'We've greatly disrupted the scam'
Livern Barrett, Gleaner Writer
The Jamaican police have revealed that just over $40 million in cash and electronics equipment were confiscated last year from persons believed to be involved in the lottery scam, but conceded that this has done very little to break the back of the criminal enterprise.
Statistics compiled by the Lottery Scam Task Force show that since February last year, the police confiscated cash totalling J$11 million, US$195,000 (J$18.1 million) and CDN$265 (J$24,380), along with 133 vehicles - some of them high-end cars and SUVs - valued at millions of dollars, and 130 laptop and desktop computers worth more than $11 million.
Among the vehicles seized were a BMW X6 and several BMW motor cars, Toyota Prados, Lexus motor cars and Honda CR-Vs.
While conceding that "a few of the vehicles" have been returned to their owners, head of the task force, Superintendent of Police Leon Clunis, said all the cash seized remains in the possession of the state.
However, he noted that because the investigations are still ongoing, the cash has been placed in interest-bearing accounts as is required under the Proceeds of Crime Act.
"We are nowhere near to dismantling it (the scam), but we have significantly disrupted it," declared Clunis.
One clear sign of this, according to Clunis, is that the scammers, who once paraded around St James and other western parishes in luxury vehicles and with their flashy lifestyle, have now gone into hiding.

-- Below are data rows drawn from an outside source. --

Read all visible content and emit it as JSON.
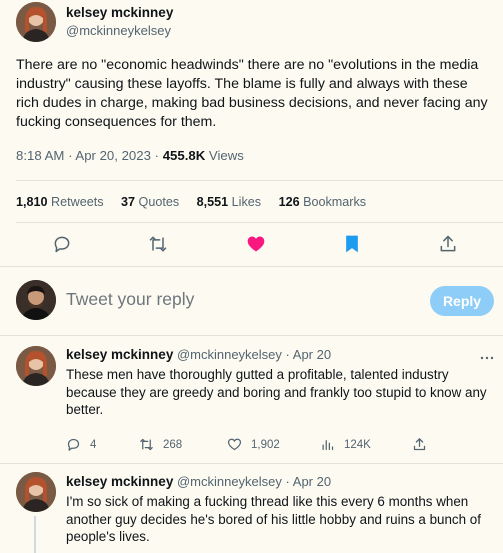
{
  "tweet": {
    "author_name": "kelsey mckinney",
    "author_handle": "@mckinneykelsey",
    "text": "There are no \"economic headwinds\" there are no \"evolutions in the media industry\" causing these layoffs. The blame is fully and always with these rich dudes in charge, making bad business decisions, and never facing any fucking consequences for them.",
    "time": "8:18 AM",
    "separator": "·",
    "date": "Apr 20, 2023",
    "views_count": "455.8K",
    "views_label": "Views"
  },
  "stats": {
    "retweets_count": "1,810",
    "retweets_label": "Retweets",
    "quotes_count": "37",
    "quotes_label": "Quotes",
    "likes_count": "8,551",
    "likes_label": "Likes",
    "bookmarks_count": "126",
    "bookmarks_label": "Bookmarks"
  },
  "actions": {
    "icons": [
      "reply-icon",
      "retweet-icon",
      "like-icon",
      "bookmark-icon",
      "share-icon"
    ],
    "like_color": "#f91880",
    "bookmark_color": "#1d9bf0"
  },
  "composer": {
    "placeholder": "Tweet your reply",
    "reply_button": "Reply",
    "reply_button_color": "#8ecdf7"
  },
  "replies": [
    {
      "author_name": "kelsey mckinney",
      "author_handle": "@mckinneykelsey",
      "separator": "·",
      "date": "Apr 20",
      "text": "These men have thoroughly gutted a profitable, talented industry because they are greedy and boring and frankly too stupid to know any better.",
      "reply_count": "4",
      "retweet_count": "268",
      "like_count": "1,902",
      "views_count": "124K"
    },
    {
      "author_name": "kelsey mckinney",
      "author_handle": "@mckinneykelsey",
      "separator": "·",
      "date": "Apr 20",
      "text": "I'm so sick of making a fucking thread like this every 6 months when another guy decides he's bored of his little hobby and ruins a bunch of people's lives."
    }
  ]
}
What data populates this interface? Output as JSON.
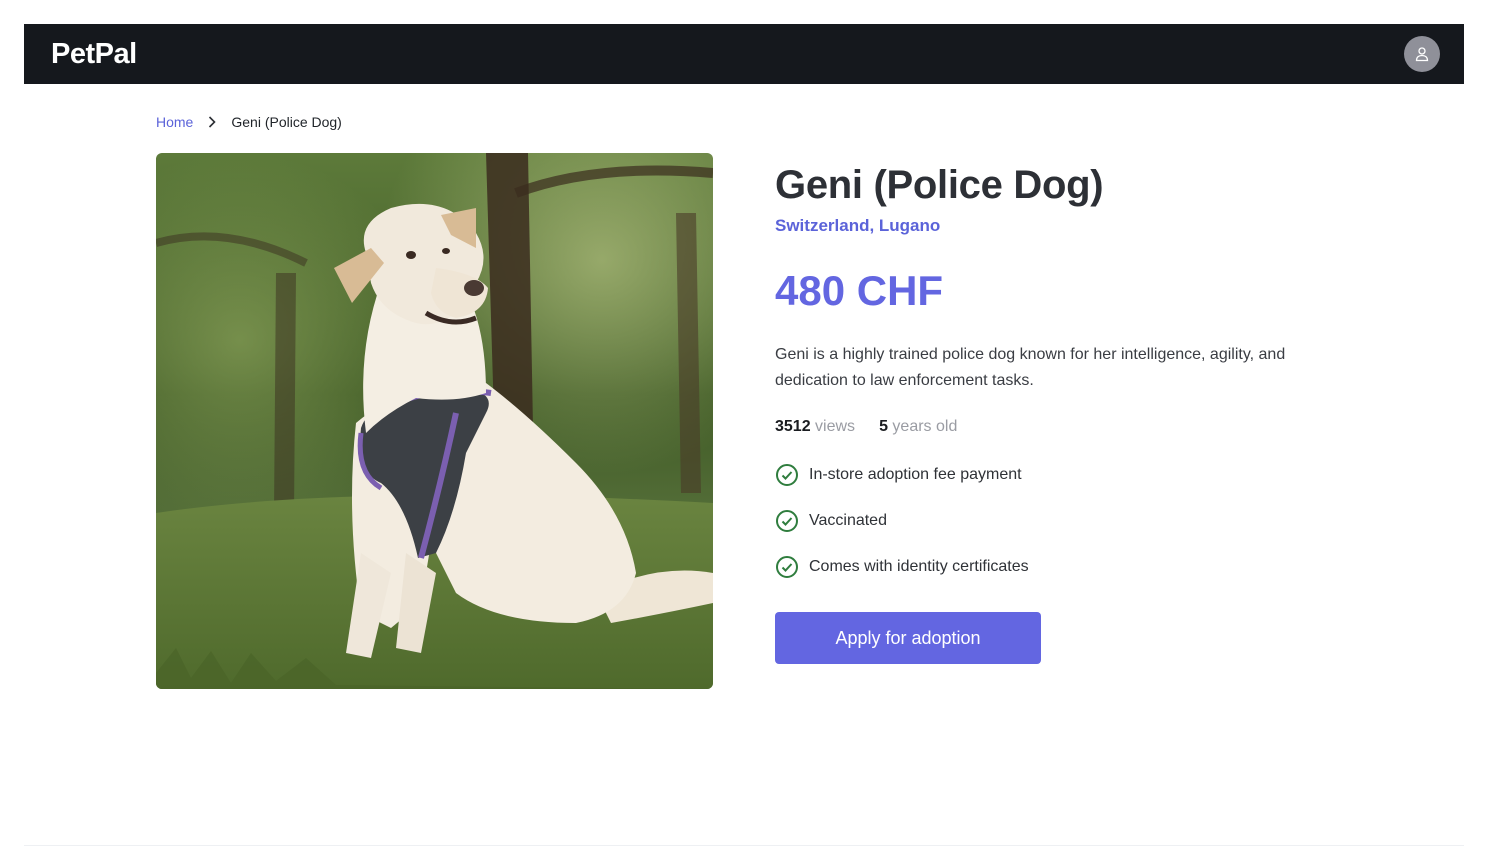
{
  "header": {
    "brand": "PetPal",
    "avatar_icon": "user-icon"
  },
  "breadcrumb": {
    "home": "Home",
    "separator_icon": "chevron-right-icon",
    "current": "Geni (Police Dog)"
  },
  "pet": {
    "name": "Geni (Police Dog)",
    "location": "Switzerland, Lugano",
    "price": "480 CHF",
    "description": "Geni is a highly trained police dog known for her intelligence, agility, and dedication to law enforcement tasks.",
    "views": "3512",
    "views_label": "views",
    "age": "5",
    "age_label": "years old",
    "features": [
      "In-store adoption fee payment",
      "Vaccinated",
      "Comes with identity certificates"
    ],
    "apply_label": "Apply for adoption"
  },
  "colors": {
    "navbar": "#15181d",
    "accent": "#6366e1",
    "check": "#2f7d3e"
  }
}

"Yes, a few of them are still involved, and yes, a few of them are still making money, but a number of them who haven't run away, we have taken away their stuff and they can't operate any more," added Clunis.
A breakdown of the data shows that the task force conducted 31 operations since last February and arrested 85 people.
However, it noted that only 21 of those persons arrested were charged with "lottery scam-related offences". The others were charged with "other offences".
Jamaica does not have a specific legislation that outlaws the lottery scam, which has been blamed for an increase in murders across several western parishes. Police statistics show that in the last two years, a total of 488 homicides were reported in the western parishes of St James, Hanover and Westmoreland.
Despite the high number of motor vehicles seized, the statistics also show that only three have been forfeited to the state over the 11-month period. However, Clunis said that number will increase soon.
"There are many, many more that are going through a process that should not take much longer," he disclosed.
Clunis reiterated that the task force was still hampered by the absence of legislation that would help the police deal effectively with persons believed to be involved in the scam.
"A number of persons would have been charged if we had those legislation, but we don't have them, so these persons are still on the road," he said.
"When we get those legislation, that is when we are going to take it (enforcement) up to the level where it should be," he warned.